    • Yuri Gagarin commented that having travelled up to the heavens, he found no God.
    • Valentina Tereshkova, as the first woman in space, also argued that her trip into space led to the victory of atheism.
  • Khrushchev’s campaigns targeted female believers as government figures showed that 2/3 of Orthodox Churchgoers were women and 80% of Protestant Christians were women.
  • Concerned that women were passing on religious beliefs to their children.
  • Therefore, from 1960, a propaganda campaign encouraged men to take the leading role in education of their children.
  • Aspects of Khrushchev’s campaign succeeded, for example, the KGB closed down thousands of Churches, reducing the number of Orthodox Church buildings from 8000-5000 from 1958-1964.
  • However, women continued to protect their religious freedoms.
  • Some marched to defend Islam and Christianity.
    • Others took their children out of schools in order to counter the anti-religious campaigns and propaganda.

Religion in the USSR, 1964-85:

  • Brezhnev ended Khrushchev’s overt campaign against religion.
  • Church closures stopped and so did poster campaigns/

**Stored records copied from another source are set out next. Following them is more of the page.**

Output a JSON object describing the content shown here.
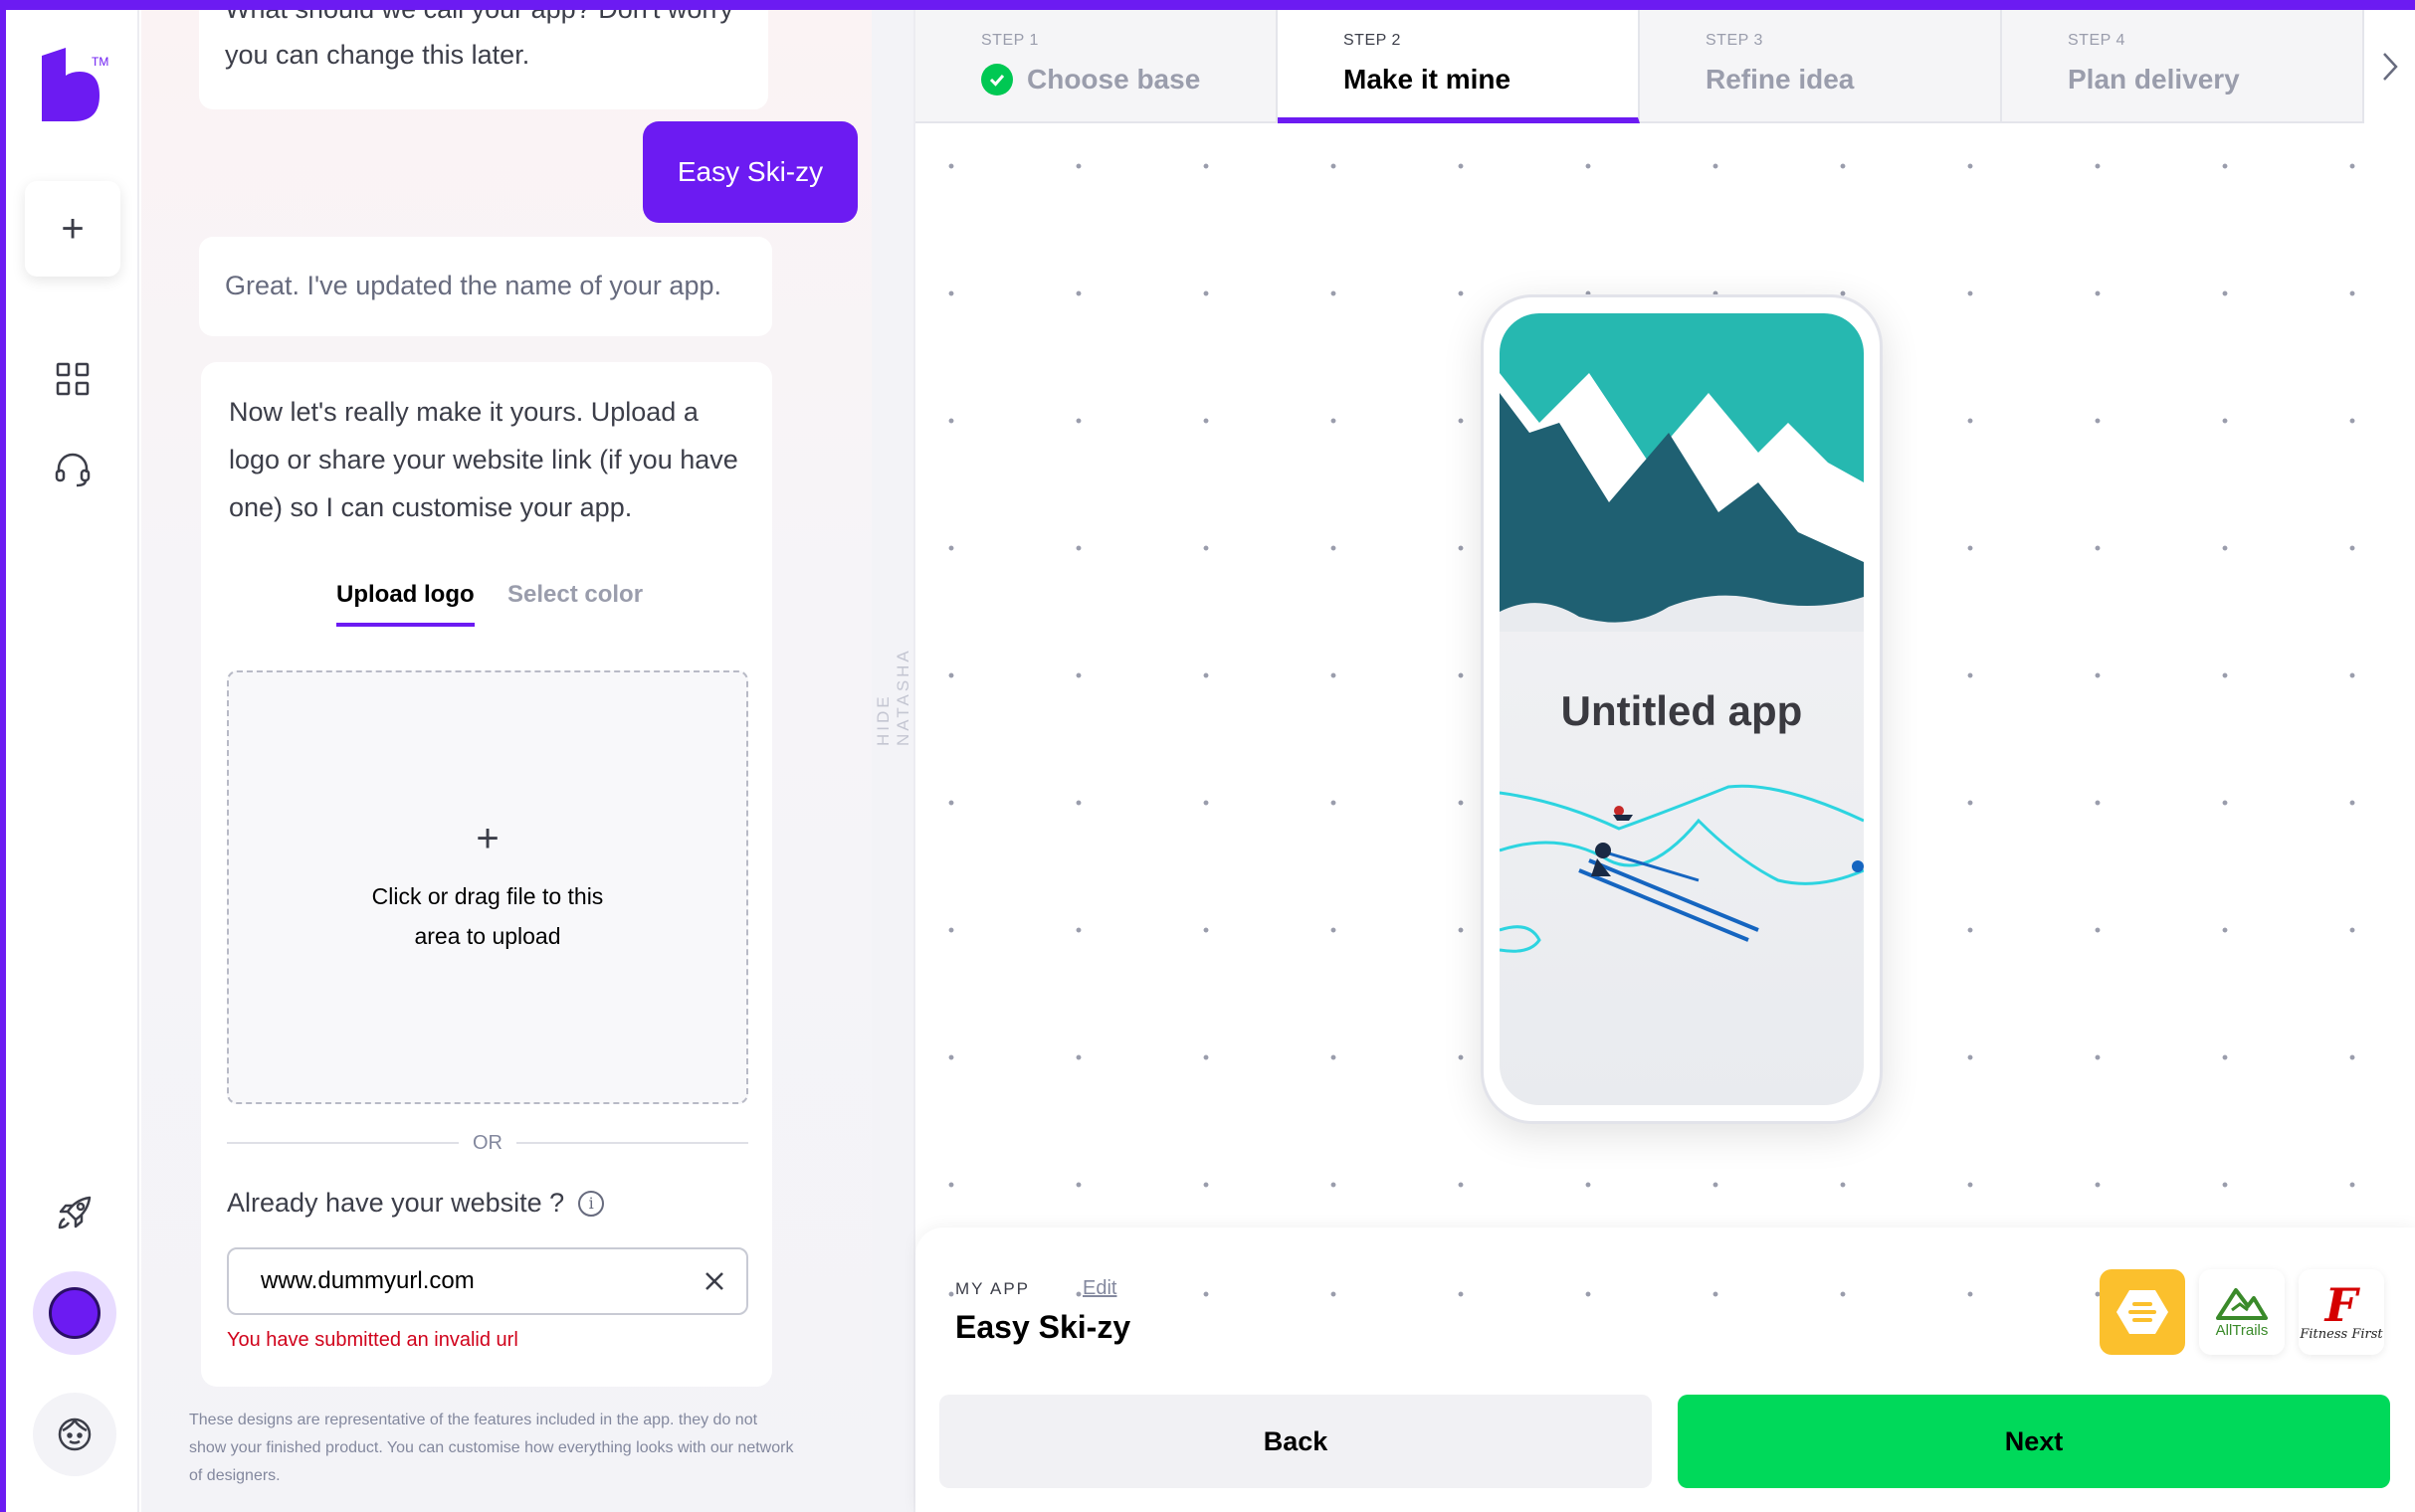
{
  "colors": {
    "brand": "#6c1bf2",
    "next": "#00d95a",
    "error": "#d0021b",
    "success": "#00c853"
  },
  "rail": {
    "icons": [
      "plus-icon",
      "grid-icon",
      "headset-icon",
      "rocket-icon",
      "avatar",
      "face-icon"
    ]
  },
  "chat": {
    "question": "What should we call your app? Don't worry you can change this later.",
    "user_reply": "Easy Ski-zy",
    "ack": "Great. I've updated the name of your app.",
    "intro": "Now let's really make it yours. Upload a logo or share your website link (if you have one) so I can customise your app.",
    "tabs": [
      {
        "label": "Upload logo",
        "active": true
      },
      {
        "label": "Select color",
        "active": false
      }
    ],
    "dropzone_text": "Click or drag file to this area to upload",
    "or_label": "OR",
    "website_label": "Already have your website ?",
    "url_value": "www.dummyurl.com",
    "url_error": "You have submitted an invalid url",
    "disclaimer": "These designs are representative of the features included in the app. they do not show  your finished product. You can customise how everything looks with our network of designers."
  },
  "divider": {
    "label": "HIDE NATASHA"
  },
  "stepper": {
    "steps": [
      {
        "num": "STEP 1",
        "title": "Choose base",
        "state": "done"
      },
      {
        "num": "STEP 2",
        "title": "Make it mine",
        "state": "active"
      },
      {
        "num": "STEP 3",
        "title": "Refine idea",
        "state": "upcoming"
      },
      {
        "num": "STEP 4",
        "title": "Plan delivery",
        "state": "upcoming"
      }
    ]
  },
  "preview": {
    "app_title": "Untitled app"
  },
  "sheet": {
    "my_app_label": "MY APP",
    "edit_label": "Edit",
    "app_name": "Easy Ski-zy",
    "brands": [
      {
        "name": "bumble-logo"
      },
      {
        "name": "alltrails-logo",
        "label": "AllTrails"
      },
      {
        "name": "fitness-first-logo",
        "label": "Fitness First"
      }
    ],
    "back_label": "Back",
    "next_label": "Next"
  }
}
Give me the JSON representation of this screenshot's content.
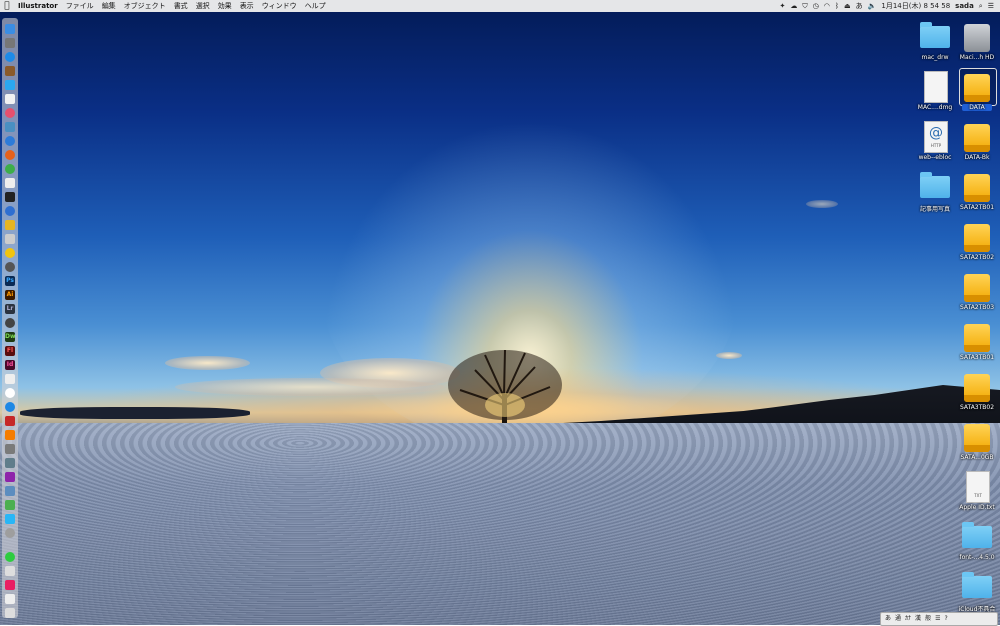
{
  "menubar": {
    "apple_icon": "apple-logo",
    "app_name": "Illustrator",
    "menus": [
      "ファイル",
      "編集",
      "オブジェクト",
      "書式",
      "選択",
      "効果",
      "表示",
      "ウィンドウ",
      "ヘルプ"
    ],
    "datetime": "1月14日(木) 8 54 58",
    "user": "sada",
    "status_icons": [
      "dropbox-icon",
      "cloud-icon",
      "shield-icon",
      "time-machine-icon",
      "wifi-icon",
      "bluetooth-icon",
      "eject-icon",
      "input-method-icon",
      "volume-icon"
    ],
    "right_icons": [
      "spotlight-icon",
      "notification-center-icon"
    ]
  },
  "desktop_icons": [
    {
      "label": "mac_drw",
      "type": "folder"
    },
    {
      "label": "Maci...h HD",
      "type": "hd"
    },
    {
      "label": "MAC....dmg",
      "type": "doc"
    },
    {
      "label": "DATA",
      "type": "drive",
      "selected": true
    },
    {
      "label": "web--ebloc",
      "type": "doc-at"
    },
    {
      "label": "DATA-Bk",
      "type": "drive"
    },
    {
      "label": "記事用写真",
      "type": "folder"
    },
    {
      "label": "SATA2TB01",
      "type": "drive"
    },
    {
      "label": "SATA2TB02",
      "type": "drive"
    },
    {
      "label": "SATA2TB03",
      "type": "drive"
    },
    {
      "label": "SATA3TB01",
      "type": "drive"
    },
    {
      "label": "SATA3TB02",
      "type": "drive"
    },
    {
      "label": "SATA...0GB",
      "type": "drive"
    },
    {
      "label": "Apple ID.txt",
      "type": "text"
    },
    {
      "label": "font-...4.5.0",
      "type": "folder"
    },
    {
      "label": "iCloud不具合",
      "type": "folder"
    }
  ],
  "ime_palette": {
    "labels": [
      "あ",
      "通",
      "ｶﾅ",
      "漢",
      "般"
    ]
  },
  "doc_badges": {
    "at_symbol": "@",
    "http_label": "HTTP",
    "txt_label": "TXT"
  }
}
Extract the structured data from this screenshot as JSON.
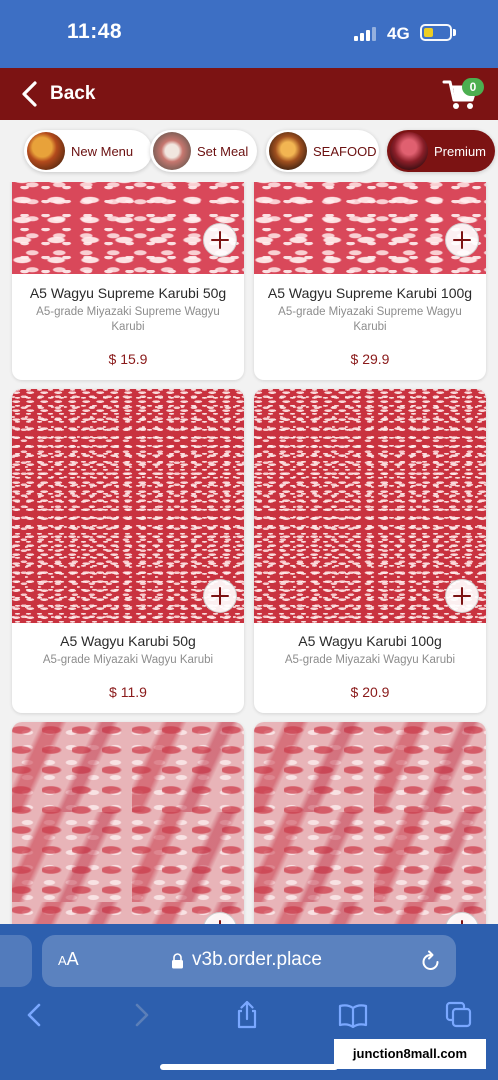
{
  "status_bar": {
    "time": "11:48",
    "network": "4G"
  },
  "header": {
    "back_label": "Back",
    "cart_count": "0"
  },
  "categories": [
    {
      "label": "New Menu",
      "active": false
    },
    {
      "label": "Set Meal",
      "active": false
    },
    {
      "label": "SEAFOOD",
      "active": false
    },
    {
      "label": "Premium",
      "active": true
    }
  ],
  "products": [
    {
      "name": "A5 Wagyu Supreme Karubi 50g",
      "description": "A5-grade Miyazaki Supreme Wagyu Karubi",
      "price": "$ 15.9"
    },
    {
      "name": "A5 Wagyu Supreme Karubi 100g",
      "description": "A5-grade Miyazaki Supreme Wagyu Karubi",
      "price": "$ 29.9"
    },
    {
      "name": "A5 Wagyu Karubi 50g",
      "description": "A5-grade Miyazaki Wagyu Karubi",
      "price": "$ 11.9"
    },
    {
      "name": "A5 Wagyu Karubi 100g",
      "description": "A5-grade Miyazaki Wagyu Karubi",
      "price": "$ 20.9"
    }
  ],
  "browser": {
    "aa_small": "A",
    "aa_large": "A",
    "url": "v3b.order.place"
  },
  "watermark": "junction8mall.com",
  "colors": {
    "header": "#7c1313",
    "status_bar": "#3d6fc4",
    "price": "#8a1a1a",
    "badge": "#4caf50"
  }
}
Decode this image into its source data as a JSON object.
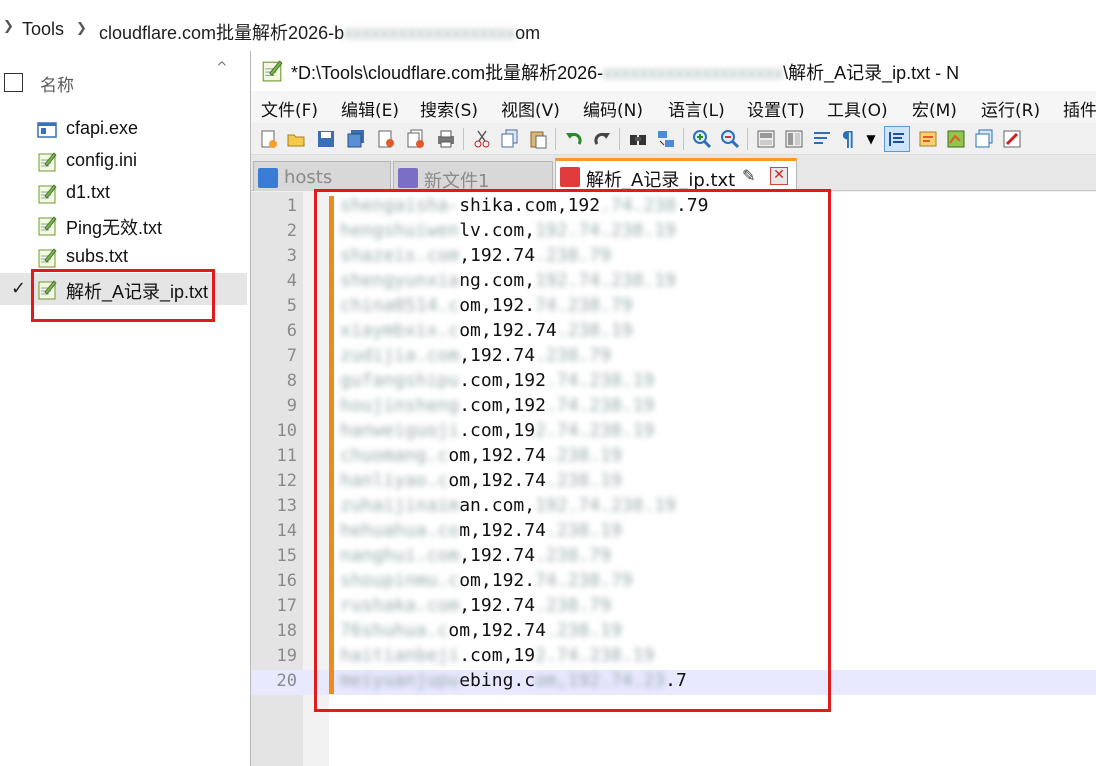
{
  "explorer": {
    "breadcrumb": {
      "segments": [
        "Tools",
        "cloudflare.com批量解析2026-b",
        "om"
      ],
      "separator": "›"
    },
    "header": {
      "name_label": "名称"
    },
    "files": [
      {
        "name": "cfapi.exe",
        "icon": "exe-icon"
      },
      {
        "name": "config.ini",
        "icon": "notepadpp-file-icon"
      },
      {
        "name": "d1.txt",
        "icon": "notepadpp-file-icon"
      },
      {
        "name": "Ping无效.txt",
        "icon": "notepadpp-file-icon"
      },
      {
        "name": "subs.txt",
        "icon": "notepadpp-file-icon"
      },
      {
        "name": "解析_A记录_ip.txt",
        "icon": "notepadpp-file-icon",
        "selected": true,
        "checked": true
      }
    ]
  },
  "notepad": {
    "title_prefix": "*D:\\Tools\\cloudflare.com批量解析2026-",
    "title_suffix": "\\解析_A记录_ip.txt - N",
    "menu": [
      "文件(F)",
      "编辑(E)",
      "搜索(S)",
      "视图(V)",
      "编码(N)",
      "语言(L)",
      "设置(T)",
      "工具(O)",
      "宏(M)",
      "运行(R)",
      "插件"
    ],
    "tabs": [
      {
        "label": "hosts",
        "state": "inactive",
        "icon_color": "#3a7bd5"
      },
      {
        "label": "新文件1",
        "state": "inactive",
        "icon_color": "#7a6fc4"
      },
      {
        "label": "解析_A记录_ip.txt",
        "state": "active",
        "icon_color": "#e23b3b"
      }
    ],
    "lines": [
      {
        "n": "1",
        "visible": "shika.com,192",
        "tail": ".79"
      },
      {
        "n": "2",
        "visible": "lv.com,",
        "tail": ""
      },
      {
        "n": "3",
        "visible": ",192.74",
        "tail": ""
      },
      {
        "n": "4",
        "visible": "ng.com,",
        "tail": ""
      },
      {
        "n": "5",
        "visible": "om,192.",
        "tail": ""
      },
      {
        "n": "6",
        "visible": "om,192.74",
        "tail": ""
      },
      {
        "n": "7",
        "visible": ",192.74",
        "tail": ""
      },
      {
        "n": "8",
        "visible": ".com,192",
        "tail": ""
      },
      {
        "n": "9",
        "visible": ".com,192",
        "tail": ""
      },
      {
        "n": "10",
        "visible": ".com,19",
        "tail": ""
      },
      {
        "n": "11",
        "visible": "om,192.74",
        "tail": ""
      },
      {
        "n": "12",
        "visible": "om,192.74",
        "tail": ""
      },
      {
        "n": "13",
        "visible": "an.com,",
        "tail": ""
      },
      {
        "n": "14",
        "visible": "m,192.74",
        "tail": ""
      },
      {
        "n": "15",
        "visible": ",192.74",
        "tail": ""
      },
      {
        "n": "16",
        "visible": "om,192.",
        "tail": ""
      },
      {
        "n": "17",
        "visible": ",192.74",
        "tail": ""
      },
      {
        "n": "18",
        "visible": "om,192.74",
        "tail": ""
      },
      {
        "n": "19",
        "visible": ".com,19",
        "tail": ""
      },
      {
        "n": "20",
        "visible": "ebing.c",
        "tail": ".7"
      }
    ]
  },
  "colors": {
    "highlight_red": "#e01b1b",
    "change_bar": "#f08a1c",
    "current_line": "#e8e8ff"
  }
}
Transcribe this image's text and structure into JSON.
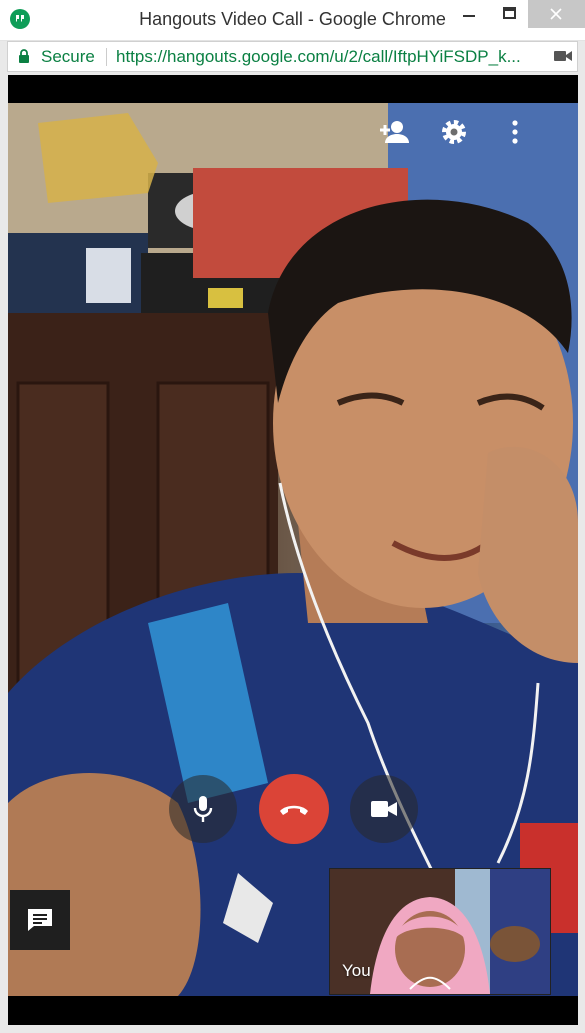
{
  "window": {
    "title": "Hangouts Video Call - Google Chrome"
  },
  "addressbar": {
    "secure_label": "Secure",
    "url": "https://hangouts.google.com/u/2/call/IftpHYiFSDP_k..."
  },
  "call": {
    "top_actions": [
      "add-person-icon",
      "settings-icon",
      "more-vert-icon"
    ],
    "controls": [
      "microphone-icon",
      "end-call-icon",
      "camera-icon"
    ],
    "self_view_label": "You",
    "colors": {
      "end_call": "#db4437",
      "secure_green": "#0b8043"
    }
  }
}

  • Brezhnev advocated spreading atheism rather than attacking religious groups.
  • In 1968, he opened the Institute for Scientific Atheism which published articles in newspapers and advised teachers how to spread atheism in the classroom.
  • Brezhnev seeked allies in the Middle East, whilst other Soviet leaders described Islam as ‘Backwards and barbarian’
  • Under Brezhnev, the government started supporting anti-American Islamic groups.
    • As a consequence, in the late 1960’s, the government described Islam as: ‘progressive, anti-colonial and revolutionary creed’ that was compatible with socialism.
  • Brezhnev’s promotion of atheism did not lead to less people support religious groups.
  • No more churches or mosques closed.
  • 20% remained professing a religious faith.